INFP – The Sincere Leader
INFPs are passionate, caring, and empathetic leaders. They often take up leadership positions that allow them to fight for a humanitarian cause they believe in. They are very innovative in their plans, and open-minded to hear many different viewpoints. They have excellent written communication skills and are skilled at conveying a viewpoint in a moving and compassionate manner. They are excellent listeners, encouraging leaders, and passionate in their pursuits. More than anything, the INFP leader longs to improve the world for people. When they make a decision, they will first consider how that decision will align with their values and morals. Afterward, they will consider how that decision will affect the people involved.
Possible Struggles: INFPs are very accepting people who like to create an encouraging atmosphere for their team. They may struggle with dishing out criticism or dealing with conflict. Unless someone has violated one of their personal values, they may refrain from giving correction. They may also struggle with accepting criticism from their team. Leaders inevitably get criticism at some point from their teammates, and this can also be a struggle for INFPs who take criticism very personally. INFPs find a lot of deadlines and huge to-do lists overwhelming, and they may find themselves feeling trapped if they are having to rush to get everything done. INFPs can be helped by having advisors with a thinking or judging preference. The thinking types can help them to stay objective, and the judging types can help them to prioritize and manage deadlines.
ENFP – The Inspirational Leader
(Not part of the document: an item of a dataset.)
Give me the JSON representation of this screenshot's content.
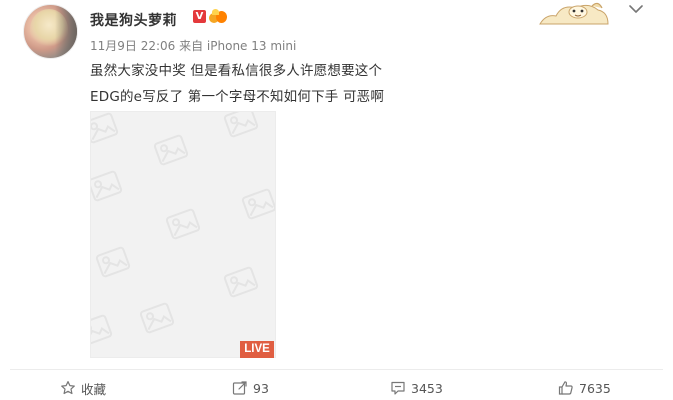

ENFPs lead with imagination, vision, and passion. They are resourceful individuals who find many innovative ways to make a difference in the world. They tend to have frequent brainstorming sessions with their team and enjoy giving everyone a chance to speak their mind. They are encouraging and uplifting, inspiring others with all their ideas and all the possibilities they see around them. ENFPs are not micro-managers and they enjoy giving their team the freedom to complete tasks in their own creative ways. They don’t mind sharing leadership and they are very open to a plethora of ideas and viewpoints. When making decisions, ENFPs focus first on the potential possibilities of each decision, then they think about how that decision will impact the people involved.
Possible Struggles: ENFPs may struggle with prioritizing their many ideas. Some ENFPs try to give each of their ideas and ambitions equal priority and wind up overworking themselves or their team. ENFPs can also struggle with finishing projects. They may feel pulled to so many new ideas and projects, that they lose interest in the projects they’ve already started and leave them unfinished. ENFPs may struggle with keeping track of the details of all their tasks. They may get so focused on their vision that they lose track of important facts and nuances that need attending to. Many ENFPs find that having an SJ advisor or partner helps them to prioritize, keep track of details, and follow through on important tasks.
BY SUSAN STORM